Dataset records:
· · · · · · ·

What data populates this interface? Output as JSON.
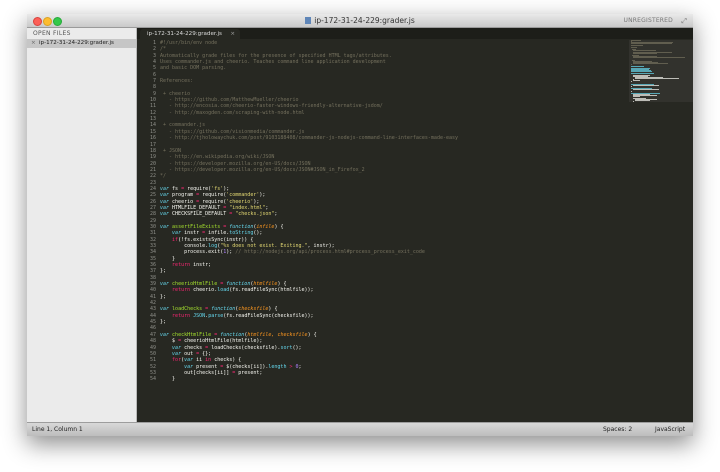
{
  "window": {
    "title": "ip-172-31-24-229:grader.js",
    "license": "UNREGISTERED"
  },
  "sidebar": {
    "header": "OPEN FILES",
    "files": [
      {
        "close": "×",
        "name": "ip-172-31-24-229:grader.js"
      }
    ]
  },
  "tabs": [
    {
      "label": "ip-172-31-24-229:grader.js",
      "close": "×"
    }
  ],
  "status": {
    "position": "Line 1, Column 1",
    "indent": "Spaces: 2",
    "syntax": "JavaScript"
  },
  "editor": {
    "lines": [
      [
        [
          "c",
          "#!/usr/bin/env node"
        ]
      ],
      [
        [
          "c",
          "/*"
        ]
      ],
      [
        [
          "c",
          "Automatically grade files for the presence of specified HTML tags/attributes."
        ]
      ],
      [
        [
          "c",
          "Uses commander.js and cheerio. Teaches command line application development"
        ]
      ],
      [
        [
          "c",
          "and basic DOM parsing."
        ]
      ],
      [],
      [
        [
          "c",
          "References:"
        ]
      ],
      [],
      [
        [
          "c",
          " + cheerio"
        ]
      ],
      [
        [
          "c",
          "   - https://github.com/MatthewMueller/cheerio"
        ]
      ],
      [
        [
          "c",
          "   - http://encosia.com/cheerio-faster-windows-friendly-alternative-jsdom/"
        ]
      ],
      [
        [
          "c",
          "   - http://maxogden.com/scraping-with-node.html"
        ]
      ],
      [],
      [
        [
          "c",
          " + commander.js"
        ]
      ],
      [
        [
          "c",
          "   - https://github.com/visionmedia/commander.js"
        ]
      ],
      [
        [
          "c",
          "   - http://tjholowaychuk.com/post/9103188408/commander-js-nodejs-command-line-interfaces-made-easy"
        ]
      ],
      [],
      [
        [
          "c",
          " + JSON"
        ]
      ],
      [
        [
          "c",
          "   - http://en.wikipedia.org/wiki/JSON"
        ]
      ],
      [
        [
          "c",
          "   - https://developer.mozilla.org/en-US/docs/JSON"
        ]
      ],
      [
        [
          "c",
          "   - https://developer.mozilla.org/en-US/docs/JSON#JSON_in_Firefox_2"
        ]
      ],
      [
        [
          "c",
          "*/"
        ]
      ],
      [],
      [
        [
          "kt",
          "var"
        ],
        [
          "t",
          " fs "
        ],
        [
          "k",
          "="
        ],
        [
          "t",
          " require("
        ],
        [
          "s",
          "'fs'"
        ],
        [
          "t",
          ");"
        ]
      ],
      [
        [
          "kt",
          "var"
        ],
        [
          "t",
          " program "
        ],
        [
          "k",
          "="
        ],
        [
          "t",
          " require("
        ],
        [
          "s",
          "'commander'"
        ],
        [
          "t",
          ");"
        ]
      ],
      [
        [
          "kt",
          "var"
        ],
        [
          "t",
          " cheerio "
        ],
        [
          "k",
          "="
        ],
        [
          "t",
          " require("
        ],
        [
          "s",
          "'cheerio'"
        ],
        [
          "t",
          ");"
        ]
      ],
      [
        [
          "kt",
          "var"
        ],
        [
          "t",
          " HTMLFILE_DEFAULT "
        ],
        [
          "k",
          "="
        ],
        [
          "t",
          " "
        ],
        [
          "s",
          "\"index.html\""
        ],
        [
          "t",
          ";"
        ]
      ],
      [
        [
          "kt",
          "var"
        ],
        [
          "t",
          " CHECKSFILE_DEFAULT "
        ],
        [
          "k",
          "="
        ],
        [
          "t",
          " "
        ],
        [
          "s",
          "\"checks.json\""
        ],
        [
          "t",
          ";"
        ]
      ],
      [],
      [
        [
          "kt",
          "var"
        ],
        [
          "t",
          " "
        ],
        [
          "f",
          "assertFileExists"
        ],
        [
          "t",
          " "
        ],
        [
          "k",
          "="
        ],
        [
          "t",
          " "
        ],
        [
          "kt",
          "function"
        ],
        [
          "t",
          "("
        ],
        [
          "p",
          "infile"
        ],
        [
          "t",
          ") {"
        ]
      ],
      [
        [
          "t",
          "    "
        ],
        [
          "kt",
          "var"
        ],
        [
          "t",
          " instr "
        ],
        [
          "k",
          "="
        ],
        [
          "t",
          " infile."
        ],
        [
          "b",
          "toString"
        ],
        [
          "t",
          "();"
        ]
      ],
      [
        [
          "t",
          "    "
        ],
        [
          "k",
          "if"
        ],
        [
          "t",
          "(!fs.existsSync(instr)) {"
        ]
      ],
      [
        [
          "t",
          "        console."
        ],
        [
          "b",
          "log"
        ],
        [
          "t",
          "("
        ],
        [
          "s",
          "\"%s does not exist. Exiting.\""
        ],
        [
          "t",
          ", instr);"
        ]
      ],
      [
        [
          "t",
          "        process.exit("
        ],
        [
          "n",
          "1"
        ],
        [
          "t",
          "); "
        ],
        [
          "c",
          "// http://nodejs.org/api/process.html#process_process_exit_code"
        ]
      ],
      [
        [
          "t",
          "    }"
        ]
      ],
      [
        [
          "t",
          "    "
        ],
        [
          "k",
          "return"
        ],
        [
          "t",
          " instr;"
        ]
      ],
      [
        [
          "t",
          "};"
        ]
      ],
      [],
      [
        [
          "kt",
          "var"
        ],
        [
          "t",
          " "
        ],
        [
          "f",
          "cheerioHtmlFile"
        ],
        [
          "t",
          " "
        ],
        [
          "k",
          "="
        ],
        [
          "t",
          " "
        ],
        [
          "kt",
          "function"
        ],
        [
          "t",
          "("
        ],
        [
          "p",
          "htmlfile"
        ],
        [
          "t",
          ") {"
        ]
      ],
      [
        [
          "t",
          "    "
        ],
        [
          "k",
          "return"
        ],
        [
          "t",
          " cheerio."
        ],
        [
          "b",
          "load"
        ],
        [
          "t",
          "(fs.readFileSync(htmlfile));"
        ]
      ],
      [
        [
          "t",
          "};"
        ]
      ],
      [],
      [
        [
          "kt",
          "var"
        ],
        [
          "t",
          " "
        ],
        [
          "f",
          "loadChecks"
        ],
        [
          "t",
          " "
        ],
        [
          "k",
          "="
        ],
        [
          "t",
          " "
        ],
        [
          "kt",
          "function"
        ],
        [
          "t",
          "("
        ],
        [
          "p",
          "checksfile"
        ],
        [
          "t",
          ") {"
        ]
      ],
      [
        [
          "t",
          "    "
        ],
        [
          "k",
          "return"
        ],
        [
          "t",
          " "
        ],
        [
          "b",
          "JSON"
        ],
        [
          "t",
          "."
        ],
        [
          "b",
          "parse"
        ],
        [
          "t",
          "(fs.readFileSync(checksfile));"
        ]
      ],
      [
        [
          "t",
          "};"
        ]
      ],
      [],
      [
        [
          "kt",
          "var"
        ],
        [
          "t",
          " "
        ],
        [
          "f",
          "checkHtmlFile"
        ],
        [
          "t",
          " "
        ],
        [
          "k",
          "="
        ],
        [
          "t",
          " "
        ],
        [
          "kt",
          "function"
        ],
        [
          "t",
          "("
        ],
        [
          "p",
          "htmlfile, checksfile"
        ],
        [
          "t",
          ") {"
        ]
      ],
      [
        [
          "t",
          "    $ "
        ],
        [
          "k",
          "="
        ],
        [
          "t",
          " cheerioHtmlFile(htmlfile);"
        ]
      ],
      [
        [
          "t",
          "    "
        ],
        [
          "kt",
          "var"
        ],
        [
          "t",
          " checks "
        ],
        [
          "k",
          "="
        ],
        [
          "t",
          " loadChecks(checksfile)."
        ],
        [
          "b",
          "sort"
        ],
        [
          "t",
          "();"
        ]
      ],
      [
        [
          "t",
          "    "
        ],
        [
          "kt",
          "var"
        ],
        [
          "t",
          " out "
        ],
        [
          "k",
          "="
        ],
        [
          "t",
          " {};"
        ]
      ],
      [
        [
          "t",
          "    "
        ],
        [
          "k",
          "for"
        ],
        [
          "t",
          "("
        ],
        [
          "kt",
          "var"
        ],
        [
          "t",
          " ii "
        ],
        [
          "k",
          "in"
        ],
        [
          "t",
          " checks) {"
        ]
      ],
      [
        [
          "t",
          "        "
        ],
        [
          "kt",
          "var"
        ],
        [
          "t",
          " present "
        ],
        [
          "k",
          "="
        ],
        [
          "t",
          " $(checks[ii])."
        ],
        [
          "b",
          "length"
        ],
        [
          "t",
          " "
        ],
        [
          "k",
          ">"
        ],
        [
          "t",
          " "
        ],
        [
          "n",
          "0"
        ],
        [
          "t",
          ";"
        ]
      ],
      [
        [
          "t",
          "        out[checks[ii]] "
        ],
        [
          "k",
          "="
        ],
        [
          "t",
          " present;"
        ]
      ],
      [
        [
          "t",
          "    }"
        ]
      ]
    ]
  },
  "colors": {
    "background": "#272822",
    "foreground": "#f8f8f2",
    "comment": "#75715e",
    "keyword": "#f92672",
    "string": "#e6db74",
    "function": "#a6e22e",
    "parameter": "#fd971f",
    "storage": "#66d9ef",
    "number": "#ae81ff"
  }
}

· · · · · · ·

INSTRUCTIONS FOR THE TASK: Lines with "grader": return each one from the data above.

WRITTEN REPLY:
    "title": "ip-172-31-24-229:grader.js",
        "name": "ip-172-31-24-229:grader.js"
      "label": "ip-172-31-24-229:grader.js",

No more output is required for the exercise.